Idaho Politician Opposes Removing Tax on Gold for a Very Odd Reason
We witnessed what appeared to be the Dunning-Kruger effect (people who know the least tend to overvalue their own competence, and believe that they are experiencing some sort of upper-echelon level of thinking) in action earlier this month on the floor of the Idaho House of Representatives.
During the March 14 floor debate on Idaho’s House Bill 206, a measure that promotes sound money by removing Idaho income taxation from precious metals, Democrat Representative Mat Erpelding—the House Minority Leader—shared his two cents, even after asserting that he had no opinion on the bill (but then voted against it).
“Thank you, Mr. Speaker. I don’t have an opinion on this bill. However, I do have an opinion on facts. Facts are somewhat important,” Representative Erpelding said. “If we say that gold is going to protect us from inflation, I want to point out that in 1868, gold was $27 an ounce, and today gold is $1,218 an ounce. So we can’t say that gold is going to protect us from inflation when you have that type of a price range over the last hundred years.”
What?
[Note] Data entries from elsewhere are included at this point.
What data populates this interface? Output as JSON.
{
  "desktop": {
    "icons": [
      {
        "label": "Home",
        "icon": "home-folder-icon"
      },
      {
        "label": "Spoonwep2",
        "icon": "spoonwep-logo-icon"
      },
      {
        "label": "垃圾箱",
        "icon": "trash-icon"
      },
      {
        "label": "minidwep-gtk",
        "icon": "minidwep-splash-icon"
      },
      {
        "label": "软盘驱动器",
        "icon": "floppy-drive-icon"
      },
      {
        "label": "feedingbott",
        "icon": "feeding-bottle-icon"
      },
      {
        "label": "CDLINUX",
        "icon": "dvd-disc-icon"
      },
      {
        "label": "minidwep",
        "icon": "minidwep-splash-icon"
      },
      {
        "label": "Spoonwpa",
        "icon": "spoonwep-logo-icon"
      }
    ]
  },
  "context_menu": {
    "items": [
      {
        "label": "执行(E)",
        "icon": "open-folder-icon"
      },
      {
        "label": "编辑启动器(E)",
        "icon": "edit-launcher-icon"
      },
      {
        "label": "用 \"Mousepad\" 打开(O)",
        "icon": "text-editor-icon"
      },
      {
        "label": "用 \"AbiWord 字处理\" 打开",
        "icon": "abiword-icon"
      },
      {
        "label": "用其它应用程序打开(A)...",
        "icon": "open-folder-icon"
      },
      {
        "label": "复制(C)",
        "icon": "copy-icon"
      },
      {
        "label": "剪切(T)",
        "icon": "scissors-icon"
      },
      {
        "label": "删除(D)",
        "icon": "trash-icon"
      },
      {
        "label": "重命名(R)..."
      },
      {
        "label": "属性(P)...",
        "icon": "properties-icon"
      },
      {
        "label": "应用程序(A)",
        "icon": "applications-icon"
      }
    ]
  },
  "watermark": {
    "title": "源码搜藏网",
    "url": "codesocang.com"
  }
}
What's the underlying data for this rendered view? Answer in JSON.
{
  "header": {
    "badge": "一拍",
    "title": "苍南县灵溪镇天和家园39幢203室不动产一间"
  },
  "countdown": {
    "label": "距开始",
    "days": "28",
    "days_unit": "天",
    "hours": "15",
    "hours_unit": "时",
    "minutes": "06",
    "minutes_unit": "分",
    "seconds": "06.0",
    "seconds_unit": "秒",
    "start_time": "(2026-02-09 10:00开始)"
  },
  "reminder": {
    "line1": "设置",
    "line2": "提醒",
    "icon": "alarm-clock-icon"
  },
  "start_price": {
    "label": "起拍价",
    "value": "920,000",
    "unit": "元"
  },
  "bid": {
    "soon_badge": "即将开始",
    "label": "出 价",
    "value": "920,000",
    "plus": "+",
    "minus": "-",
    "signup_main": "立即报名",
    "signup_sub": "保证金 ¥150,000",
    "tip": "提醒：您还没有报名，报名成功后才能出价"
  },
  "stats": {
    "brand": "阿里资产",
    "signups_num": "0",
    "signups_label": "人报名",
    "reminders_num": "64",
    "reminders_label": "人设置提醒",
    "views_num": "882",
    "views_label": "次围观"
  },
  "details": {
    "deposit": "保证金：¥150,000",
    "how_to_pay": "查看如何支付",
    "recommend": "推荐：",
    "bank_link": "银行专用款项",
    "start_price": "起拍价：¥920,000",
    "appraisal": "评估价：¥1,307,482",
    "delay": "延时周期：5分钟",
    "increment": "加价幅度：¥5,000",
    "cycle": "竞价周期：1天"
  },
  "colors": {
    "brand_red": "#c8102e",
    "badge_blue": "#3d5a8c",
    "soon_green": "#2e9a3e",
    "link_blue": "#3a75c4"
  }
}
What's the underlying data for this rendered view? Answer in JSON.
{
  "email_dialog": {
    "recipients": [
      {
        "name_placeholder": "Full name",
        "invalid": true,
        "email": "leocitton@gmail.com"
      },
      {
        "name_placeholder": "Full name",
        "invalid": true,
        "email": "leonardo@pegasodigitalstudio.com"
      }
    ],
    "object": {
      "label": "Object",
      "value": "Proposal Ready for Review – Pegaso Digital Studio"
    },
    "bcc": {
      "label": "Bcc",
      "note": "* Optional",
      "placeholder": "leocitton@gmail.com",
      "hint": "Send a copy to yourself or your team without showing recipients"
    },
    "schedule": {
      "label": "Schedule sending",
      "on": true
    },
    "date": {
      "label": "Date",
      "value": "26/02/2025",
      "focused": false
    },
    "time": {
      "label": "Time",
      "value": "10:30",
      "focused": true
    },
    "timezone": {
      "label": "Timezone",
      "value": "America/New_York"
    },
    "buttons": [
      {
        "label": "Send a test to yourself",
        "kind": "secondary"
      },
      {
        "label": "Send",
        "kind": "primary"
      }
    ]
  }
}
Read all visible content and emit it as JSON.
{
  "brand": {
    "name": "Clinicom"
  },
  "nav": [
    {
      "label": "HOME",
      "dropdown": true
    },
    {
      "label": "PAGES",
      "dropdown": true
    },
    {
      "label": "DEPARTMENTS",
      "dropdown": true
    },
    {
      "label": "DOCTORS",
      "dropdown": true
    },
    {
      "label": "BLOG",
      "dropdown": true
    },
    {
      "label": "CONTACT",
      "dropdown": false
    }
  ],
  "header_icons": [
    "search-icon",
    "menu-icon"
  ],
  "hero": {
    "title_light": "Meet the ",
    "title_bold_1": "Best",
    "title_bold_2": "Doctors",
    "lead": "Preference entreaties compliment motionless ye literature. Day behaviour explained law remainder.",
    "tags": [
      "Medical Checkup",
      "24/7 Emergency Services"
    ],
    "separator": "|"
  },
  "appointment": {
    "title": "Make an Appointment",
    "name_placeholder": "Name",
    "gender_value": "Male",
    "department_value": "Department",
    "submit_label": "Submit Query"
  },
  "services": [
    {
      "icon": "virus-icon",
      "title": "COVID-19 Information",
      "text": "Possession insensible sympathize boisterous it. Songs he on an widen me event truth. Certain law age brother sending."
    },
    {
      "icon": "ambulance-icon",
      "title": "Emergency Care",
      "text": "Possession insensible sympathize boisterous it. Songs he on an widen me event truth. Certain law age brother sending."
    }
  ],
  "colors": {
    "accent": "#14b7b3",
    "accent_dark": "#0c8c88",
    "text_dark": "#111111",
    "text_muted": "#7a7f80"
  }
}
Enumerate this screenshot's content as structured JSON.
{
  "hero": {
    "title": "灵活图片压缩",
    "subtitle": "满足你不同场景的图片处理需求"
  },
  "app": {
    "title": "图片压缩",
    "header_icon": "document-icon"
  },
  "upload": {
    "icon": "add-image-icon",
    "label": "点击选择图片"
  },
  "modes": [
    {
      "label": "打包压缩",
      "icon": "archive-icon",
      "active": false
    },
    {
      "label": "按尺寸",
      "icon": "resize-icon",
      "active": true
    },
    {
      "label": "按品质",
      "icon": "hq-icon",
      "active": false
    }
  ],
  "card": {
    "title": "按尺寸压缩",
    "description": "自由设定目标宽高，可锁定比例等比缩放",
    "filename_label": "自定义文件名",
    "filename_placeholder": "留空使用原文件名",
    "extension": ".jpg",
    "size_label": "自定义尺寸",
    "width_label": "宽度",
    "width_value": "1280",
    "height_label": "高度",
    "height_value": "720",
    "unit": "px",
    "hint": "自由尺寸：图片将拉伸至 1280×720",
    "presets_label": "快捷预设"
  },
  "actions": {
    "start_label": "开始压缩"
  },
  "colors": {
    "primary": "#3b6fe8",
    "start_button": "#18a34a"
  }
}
The purchasing power of the dollar versus gold has fallen nearly 98% and gold therefore offers no protection against inflation?
Despite Minority Leader Erpelding’s objection, House Bill 206 overwhelmingly passed by 56 to 13. Next, sound money supporters hope to receive a hearing and a vote in the Idaho Senate.